Everything that happened in the region since the 6-day war has occurred in its shadow. This puts 1967 somewhere between history and memory. There is always someone in the audience who tells me, “why do you even bother going to the archives, I can tell you all about the war.” Of course, a soldier in a tank never knows anything about the general picture of the war. I would not be able to convince him that anything was different from how he remembers it. Documents will always be trumped by memory. 1967, furthermore, is not quite easy to document.On sources:
Israel has a relatively liberal policy on opening archives. But there are some things that we just don’t know. We don’t know if Israel in 1967 already had an atomic bomb. This makes a big difference – did any cabinet minister know? Did it play a role? Much of Israel’s foreign policy was conducted by the Mossad, which doesn’t open its archives.
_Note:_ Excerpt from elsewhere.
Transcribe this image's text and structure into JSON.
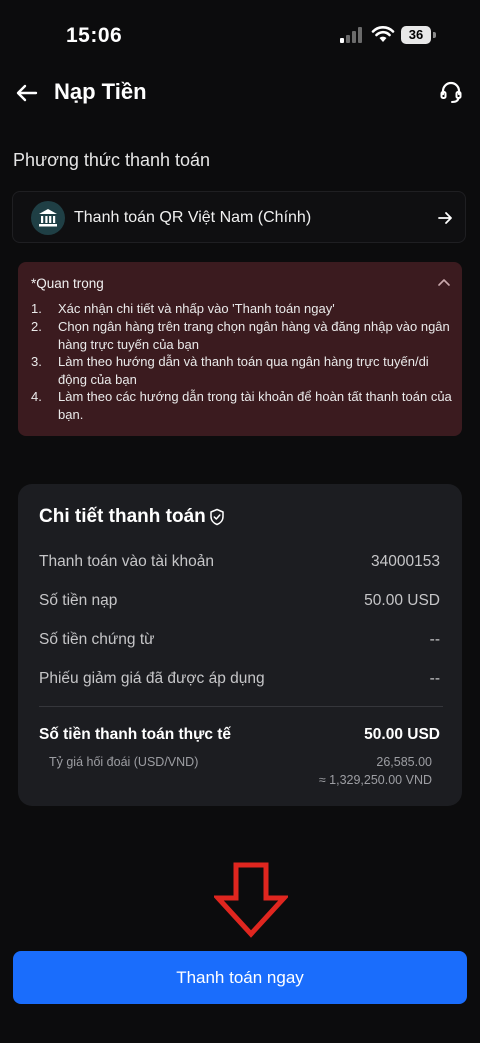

Much of what was done in the territories was conducted by the Shin Bet, which also doesn’t open its archives.In response to the question, "Is there any truth to the rumor about plans to trade villages inhabited by Israeli Arabs in Israel proper for settlements in the W. Bank?"
Fortunately, Israeli officials have the commendable habit of taking home documents and not bringing them back. Much of the more significant information comes from records that are “private papers.” An important factor in the success of Israeli historians is their ability to talk to widows of important politicians. I spent many days in the kitchen of Miri Eshkol ...
This is an idea that even voicing it should be made illegal. These people are Israeli citizens, they enjoy every right, and they have no wish to be anything else. If you want an indication of how far Israel has come from its original values that it once cherished - it’s possible to say things today that a few years ago no one would have dared to say. Everything is in the open today. I think this is a very dangerous idea. Fortunately very few Israeli Jews and Arabs would go for it.